Assignment
Word for word, please restate the line containing "Parse this screenshot: output" and all the lines that follow it to the end of the data.

*** Records to process Section Begins ***

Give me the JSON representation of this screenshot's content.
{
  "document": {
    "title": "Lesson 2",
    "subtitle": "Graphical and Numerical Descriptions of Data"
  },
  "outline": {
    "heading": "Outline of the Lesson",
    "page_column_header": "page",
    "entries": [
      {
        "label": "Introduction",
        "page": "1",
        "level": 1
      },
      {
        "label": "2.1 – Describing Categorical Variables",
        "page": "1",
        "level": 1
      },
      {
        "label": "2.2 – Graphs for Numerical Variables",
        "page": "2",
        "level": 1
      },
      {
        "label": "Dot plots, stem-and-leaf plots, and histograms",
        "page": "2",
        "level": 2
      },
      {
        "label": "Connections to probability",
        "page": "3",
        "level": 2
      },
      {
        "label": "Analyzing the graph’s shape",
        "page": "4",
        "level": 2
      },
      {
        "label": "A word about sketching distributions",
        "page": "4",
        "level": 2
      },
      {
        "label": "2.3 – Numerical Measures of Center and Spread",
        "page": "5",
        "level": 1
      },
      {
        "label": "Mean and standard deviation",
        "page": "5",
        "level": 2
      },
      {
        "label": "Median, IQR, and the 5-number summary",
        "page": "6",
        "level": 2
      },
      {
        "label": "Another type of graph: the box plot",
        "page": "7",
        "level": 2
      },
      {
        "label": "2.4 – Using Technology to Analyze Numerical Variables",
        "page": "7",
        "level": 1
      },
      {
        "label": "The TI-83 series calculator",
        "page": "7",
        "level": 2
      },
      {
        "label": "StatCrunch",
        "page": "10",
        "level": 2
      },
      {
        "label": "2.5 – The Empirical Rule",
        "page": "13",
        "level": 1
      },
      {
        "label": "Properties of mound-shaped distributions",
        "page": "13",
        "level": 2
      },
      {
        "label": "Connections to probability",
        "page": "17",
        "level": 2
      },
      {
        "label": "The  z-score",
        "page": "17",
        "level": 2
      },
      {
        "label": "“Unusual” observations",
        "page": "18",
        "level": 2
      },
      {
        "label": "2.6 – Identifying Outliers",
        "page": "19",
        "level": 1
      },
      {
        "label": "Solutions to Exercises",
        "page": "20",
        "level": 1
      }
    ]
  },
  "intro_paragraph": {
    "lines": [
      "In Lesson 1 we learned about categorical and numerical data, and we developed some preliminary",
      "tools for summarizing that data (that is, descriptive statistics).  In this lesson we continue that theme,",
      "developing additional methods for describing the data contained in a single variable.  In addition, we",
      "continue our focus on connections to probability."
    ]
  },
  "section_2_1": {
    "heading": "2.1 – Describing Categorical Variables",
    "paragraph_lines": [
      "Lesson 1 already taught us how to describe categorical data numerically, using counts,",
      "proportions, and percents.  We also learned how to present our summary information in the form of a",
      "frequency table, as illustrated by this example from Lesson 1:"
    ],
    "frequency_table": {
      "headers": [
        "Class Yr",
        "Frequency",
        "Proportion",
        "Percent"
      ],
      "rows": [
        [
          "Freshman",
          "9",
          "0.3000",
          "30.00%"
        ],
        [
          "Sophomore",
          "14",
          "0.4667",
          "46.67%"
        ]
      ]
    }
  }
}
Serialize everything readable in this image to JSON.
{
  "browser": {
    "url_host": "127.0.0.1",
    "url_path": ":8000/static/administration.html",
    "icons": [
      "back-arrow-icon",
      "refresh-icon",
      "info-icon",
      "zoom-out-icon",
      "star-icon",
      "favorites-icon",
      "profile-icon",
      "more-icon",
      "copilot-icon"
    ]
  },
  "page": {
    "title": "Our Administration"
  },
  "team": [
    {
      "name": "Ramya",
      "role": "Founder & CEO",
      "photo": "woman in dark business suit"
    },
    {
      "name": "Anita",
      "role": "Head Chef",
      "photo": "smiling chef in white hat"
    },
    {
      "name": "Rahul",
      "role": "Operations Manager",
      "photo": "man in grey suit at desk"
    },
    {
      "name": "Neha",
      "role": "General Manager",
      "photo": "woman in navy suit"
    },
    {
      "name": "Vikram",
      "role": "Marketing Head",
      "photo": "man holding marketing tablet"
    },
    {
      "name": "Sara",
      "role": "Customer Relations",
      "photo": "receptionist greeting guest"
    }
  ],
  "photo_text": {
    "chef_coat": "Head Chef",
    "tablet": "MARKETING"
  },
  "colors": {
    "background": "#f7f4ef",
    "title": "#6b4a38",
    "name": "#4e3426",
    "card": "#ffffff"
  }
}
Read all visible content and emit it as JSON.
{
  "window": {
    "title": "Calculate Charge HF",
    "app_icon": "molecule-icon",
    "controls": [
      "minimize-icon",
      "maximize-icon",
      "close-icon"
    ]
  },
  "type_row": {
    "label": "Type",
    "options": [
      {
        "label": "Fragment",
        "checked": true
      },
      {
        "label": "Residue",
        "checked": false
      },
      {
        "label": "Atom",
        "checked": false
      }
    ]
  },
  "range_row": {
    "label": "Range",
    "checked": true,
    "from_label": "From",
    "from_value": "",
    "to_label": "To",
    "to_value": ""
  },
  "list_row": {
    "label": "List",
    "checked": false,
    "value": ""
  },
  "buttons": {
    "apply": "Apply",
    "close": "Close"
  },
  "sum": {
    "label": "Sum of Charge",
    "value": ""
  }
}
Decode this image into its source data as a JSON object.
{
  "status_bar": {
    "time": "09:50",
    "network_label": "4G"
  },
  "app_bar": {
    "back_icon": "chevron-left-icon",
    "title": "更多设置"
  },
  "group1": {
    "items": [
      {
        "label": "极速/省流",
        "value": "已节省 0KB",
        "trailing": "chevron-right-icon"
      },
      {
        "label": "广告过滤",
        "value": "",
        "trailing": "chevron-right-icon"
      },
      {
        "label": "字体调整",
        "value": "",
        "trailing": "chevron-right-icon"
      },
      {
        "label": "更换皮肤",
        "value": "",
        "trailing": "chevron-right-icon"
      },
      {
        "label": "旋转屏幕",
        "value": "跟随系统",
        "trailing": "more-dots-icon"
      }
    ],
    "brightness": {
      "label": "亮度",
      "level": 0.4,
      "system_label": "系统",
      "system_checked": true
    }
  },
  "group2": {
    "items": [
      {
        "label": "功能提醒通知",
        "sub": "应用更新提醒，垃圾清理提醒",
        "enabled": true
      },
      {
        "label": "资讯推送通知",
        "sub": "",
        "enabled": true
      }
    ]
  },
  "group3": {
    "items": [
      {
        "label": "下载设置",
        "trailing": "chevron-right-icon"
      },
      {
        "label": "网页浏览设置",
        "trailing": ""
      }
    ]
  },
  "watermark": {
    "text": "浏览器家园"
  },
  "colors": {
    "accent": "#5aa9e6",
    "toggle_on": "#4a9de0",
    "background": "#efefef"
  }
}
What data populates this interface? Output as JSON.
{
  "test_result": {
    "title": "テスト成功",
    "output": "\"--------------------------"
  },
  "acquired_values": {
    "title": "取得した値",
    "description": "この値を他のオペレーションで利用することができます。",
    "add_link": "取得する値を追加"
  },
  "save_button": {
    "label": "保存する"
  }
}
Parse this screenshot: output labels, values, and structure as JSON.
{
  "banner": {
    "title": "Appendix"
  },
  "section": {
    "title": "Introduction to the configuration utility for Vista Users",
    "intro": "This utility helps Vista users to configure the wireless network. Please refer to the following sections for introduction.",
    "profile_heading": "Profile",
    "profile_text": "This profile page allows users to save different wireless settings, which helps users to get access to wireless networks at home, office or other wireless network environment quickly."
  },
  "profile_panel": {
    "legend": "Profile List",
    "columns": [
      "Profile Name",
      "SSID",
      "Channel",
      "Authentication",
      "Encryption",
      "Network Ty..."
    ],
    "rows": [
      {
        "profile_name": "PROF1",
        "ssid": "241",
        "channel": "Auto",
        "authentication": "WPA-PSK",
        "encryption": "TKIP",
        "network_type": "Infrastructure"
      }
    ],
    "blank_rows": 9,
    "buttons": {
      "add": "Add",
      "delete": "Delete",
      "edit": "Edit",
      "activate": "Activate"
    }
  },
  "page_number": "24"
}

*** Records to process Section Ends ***

Your solution
Parse this screenshot: output labels, values, and structure as JSON.
{
  "banner": {
    "title": "Appendix"
  },
  "section": {
    "title": "Introduction to the configuration utility for Vista Users",
    "intro": "This utility helps Vista users to configure the wireless network. Please refer to the following sections for introduction.",
    "profile_heading": "Profile",
    "profile_text": "This profile page allows users to save different wireless settings, which helps users to get access to wireless networks at home, office or other wireless network environment quickly."
  },
  "profile_panel": {
    "legend": "Profile List",
    "columns": [
      "Profile Name",
      "SSID",
      "Channel",
      "Authentication",
      "Encryption",
      "Network Ty..."
    ],
    "rows": [
      {
        "profile_name": "PROF1",
        "ssid": "241",
        "channel": "Auto",
        "authentication": "WPA-PSK",
        "encryption": "TKIP",
        "network_type": "Infrastructure"
      }
    ],
    "blank_rows": 9,
    "buttons": {
      "add": "Add",
      "delete": "Delete",
      "edit": "Edit",
      "activate": "Activate"
    }
  },
  "page_number": "24"
}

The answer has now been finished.